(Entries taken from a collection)
*-*-*
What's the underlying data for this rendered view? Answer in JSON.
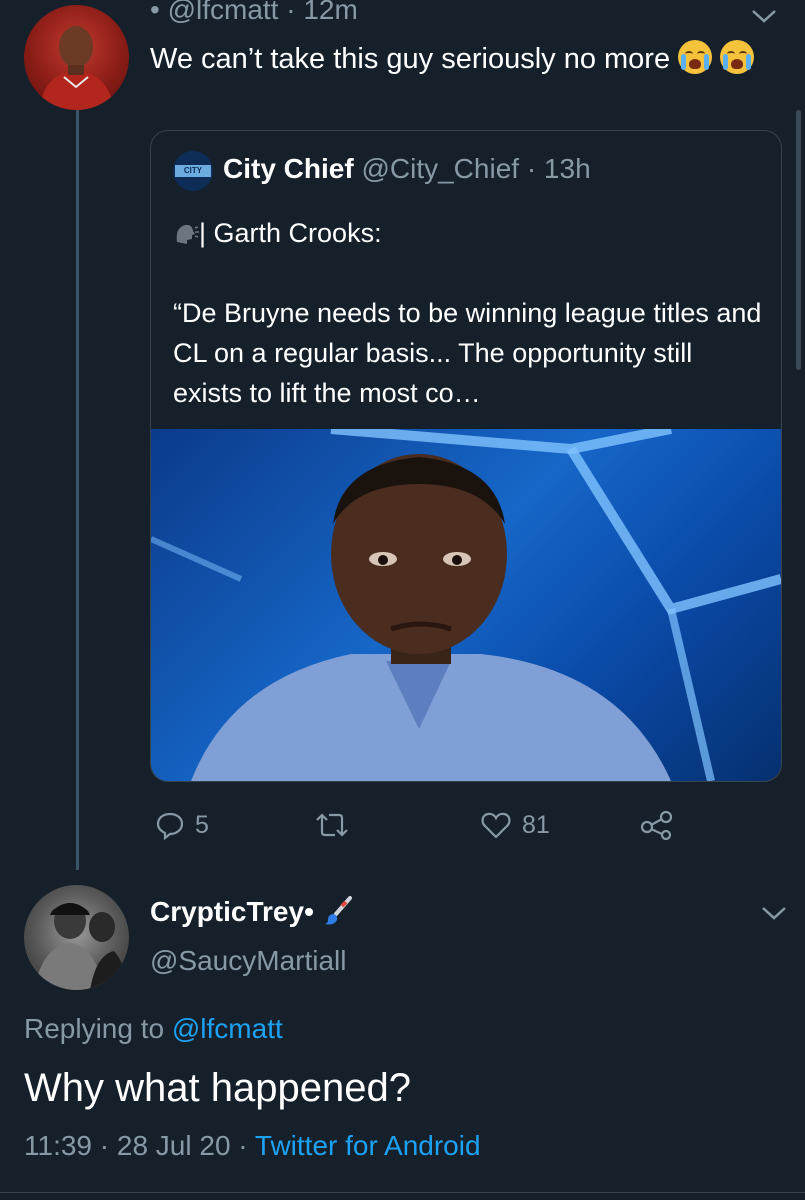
{
  "tweet": {
    "handle_meta": "• @lfcmatt · 12m",
    "text": "We can’t take this guy seriously no more",
    "emoji_icon": "loudly-crying-face"
  },
  "quote": {
    "name": "City Chief",
    "handle_time": "@City_Chief · 13h",
    "avatar_text": "CITY CHIEF",
    "line1": "| Garth Crooks:",
    "line2": "“De Bruyne needs to be winning league titles and CL on a regular basis... The opportunity still exists to lift the most co…",
    "speaker_icon": "speaking-head"
  },
  "actions": {
    "replies": "5",
    "retweets": "",
    "likes": "81"
  },
  "reply": {
    "name": "CrypticTrey•",
    "name_icon": "paintbrush",
    "handle": "@SaucyMartiall",
    "replying_prefix": "Replying to ",
    "replying_handle": "@lfcmatt",
    "text": "Why what happened?",
    "time_date": "11:39 · 28 Jul 20 · ",
    "source": "Twitter for Android"
  },
  "colors": {
    "background": "#15202b",
    "muted": "#8899a6",
    "link": "#1da1f2",
    "border": "#38444d"
  }
}
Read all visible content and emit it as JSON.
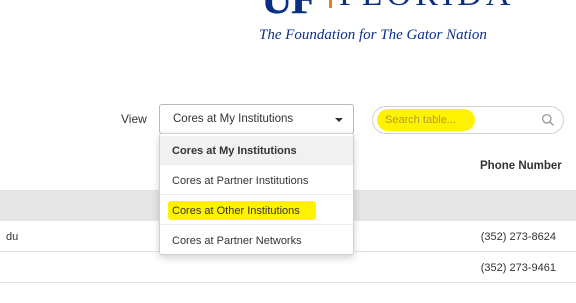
{
  "header": {
    "logo_mark": "UF",
    "logo_wordmark": "FLORIDA",
    "tagline": "The Foundation for The Gator Nation"
  },
  "controls": {
    "view_label": "View",
    "view_select": {
      "selected": "Cores at My Institutions",
      "options": [
        "Cores at My Institutions",
        "Cores at Partner Institutions",
        "Cores at Other Institutions",
        "Cores at Partner Networks"
      ],
      "highlighted_option": "Cores at Other Institutions"
    },
    "search": {
      "placeholder": "Search table..."
    }
  },
  "table": {
    "columns": [
      "Phone Number"
    ],
    "rows": [
      {
        "c1": "du",
        "phone": "(352) 273-8624"
      },
      {
        "c1": "",
        "phone": "(352) 273-9461"
      },
      {
        "c1": "",
        "phone": ""
      }
    ]
  },
  "colors": {
    "brand_blue": "#0a2f87",
    "brand_orange": "#f07a22",
    "highlight": "#fff200"
  },
  "icons": {
    "search": "search-icon",
    "caret": "caret-down-icon"
  }
}
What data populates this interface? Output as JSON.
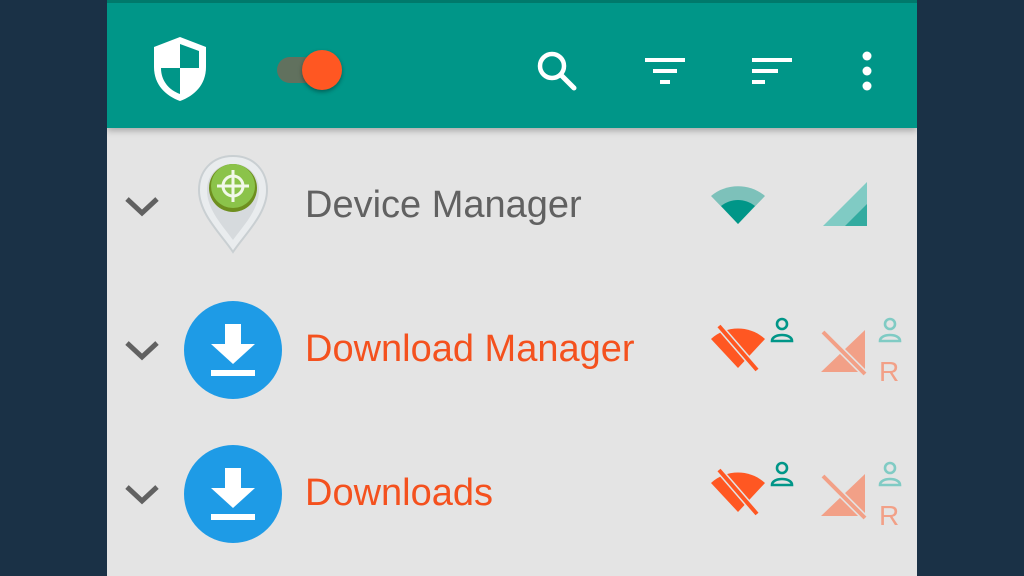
{
  "toolbar": {
    "icons": [
      "shield-icon",
      "toggle-switch",
      "search-icon",
      "filter-icon",
      "sort-icon",
      "more-vert-icon"
    ],
    "toggle_on": true
  },
  "apps": [
    {
      "name": "Device Manager",
      "icon": "device-manager-locator-icon",
      "label_color": "#616161",
      "wifi": "allowed",
      "mobile": "allowed"
    },
    {
      "name": "Download Manager",
      "icon": "download-icon",
      "label_color": "#f4511e",
      "wifi": "blocked",
      "mobile": "blocked",
      "roaming_label": "R"
    },
    {
      "name": "Downloads",
      "icon": "download-icon",
      "label_color": "#f4511e",
      "wifi": "blocked",
      "mobile": "blocked",
      "roaming_label": "R"
    }
  ],
  "colors": {
    "toolbar": "#009688",
    "accent": "#ff5722",
    "allowed": "#009688",
    "blocked": "#ff5722",
    "blocked_light": "#f2a087"
  }
}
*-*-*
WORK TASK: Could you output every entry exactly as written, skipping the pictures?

ANSWER TO THIS PROBLEM:
What's the underlying data for this rendered view? Answer in JSON.
{
  "tweet": {
    "handle_meta": "• @lfcmatt · 12m",
    "text": "We can’t take this guy seriously no more",
    "emoji_icon": "loudly-crying-face"
  },
  "quote": {
    "name": "City Chief",
    "handle_time": "@City_Chief · 13h",
    "avatar_text": "CITY CHIEF",
    "line1": "| Garth Crooks:",
    "line2": "“De Bruyne needs to be winning league titles and CL on a regular basis... The opportunity still exists to lift the most co…",
    "speaker_icon": "speaking-head"
  },
  "actions": {
    "replies": "5",
    "retweets": "",
    "likes": "81"
  },
  "reply": {
    "name": "CrypticTrey•",
    "name_icon": "paintbrush",
    "handle": "@SaucyMartiall",
    "replying_prefix": "Replying to ",
    "replying_handle": "@lfcmatt",
    "text": "Why what happened?",
    "time_date": "11:39 · 28 Jul 20 · ",
    "source": "Twitter for Android"
  },
  "colors": {
    "background": "#15202b",
    "muted": "#8899a6",
    "link": "#1da1f2",
    "border": "#38444d"
  }
}
Read all visible content and emit it as JSON.
{
  "header": {
    "logo_mark": "UF",
    "logo_wordmark": "FLORIDA",
    "tagline": "The Foundation for The Gator Nation"
  },
  "controls": {
    "view_label": "View",
    "view_select": {
      "selected": "Cores at My Institutions",
      "options": [
        "Cores at My Institutions",
        "Cores at Partner Institutions",
        "Cores at Other Institutions",
        "Cores at Partner Networks"
      ],
      "highlighted_option": "Cores at Other Institutions"
    },
    "search": {
      "placeholder": "Search table..."
    }
  },
  "table": {
    "columns": [
      "Phone Number"
    ],
    "rows": [
      {
        "c1": "du",
        "phone": "(352) 273-8624"
      },
      {
        "c1": "",
        "phone": "(352) 273-9461"
      },
      {
        "c1": "",
        "phone": ""
      }
    ]
  },
  "colors": {
    "brand_blue": "#0a2f87",
    "brand_orange": "#f07a22",
    "highlight": "#fff200"
  },
  "icons": {
    "search": "search-icon",
    "caret": "caret-down-icon"
  }
}
What data populates this interface? Output as JSON.
{
  "toolbar": {
    "icons": [
      "shield-icon",
      "toggle-switch",
      "search-icon",
      "filter-icon",
      "sort-icon",
      "more-vert-icon"
    ],
    "toggle_on": true
  },
  "apps": [
    {
      "name": "Device Manager",
      "icon": "device-manager-locator-icon",
      "label_color": "#616161",
      "wifi": "allowed",
      "mobile": "allowed"
    },
    {
      "name": "Download Manager",
      "icon": "download-icon",
      "label_color": "#f4511e",
      "wifi": "blocked",
      "mobile": "blocked",
      "roaming_label": "R"
    },
    {
      "name": "Downloads",
      "icon": "download-icon",
      "label_color": "#f4511e",
      "wifi": "blocked",
      "mobile": "blocked",
      "roaming_label": "R"
    }
  ],
  "colors": {
    "toolbar": "#009688",
    "accent": "#ff5722",
    "allowed": "#009688",
    "blocked": "#ff5722",
    "blocked_light": "#f2a087"
  }
}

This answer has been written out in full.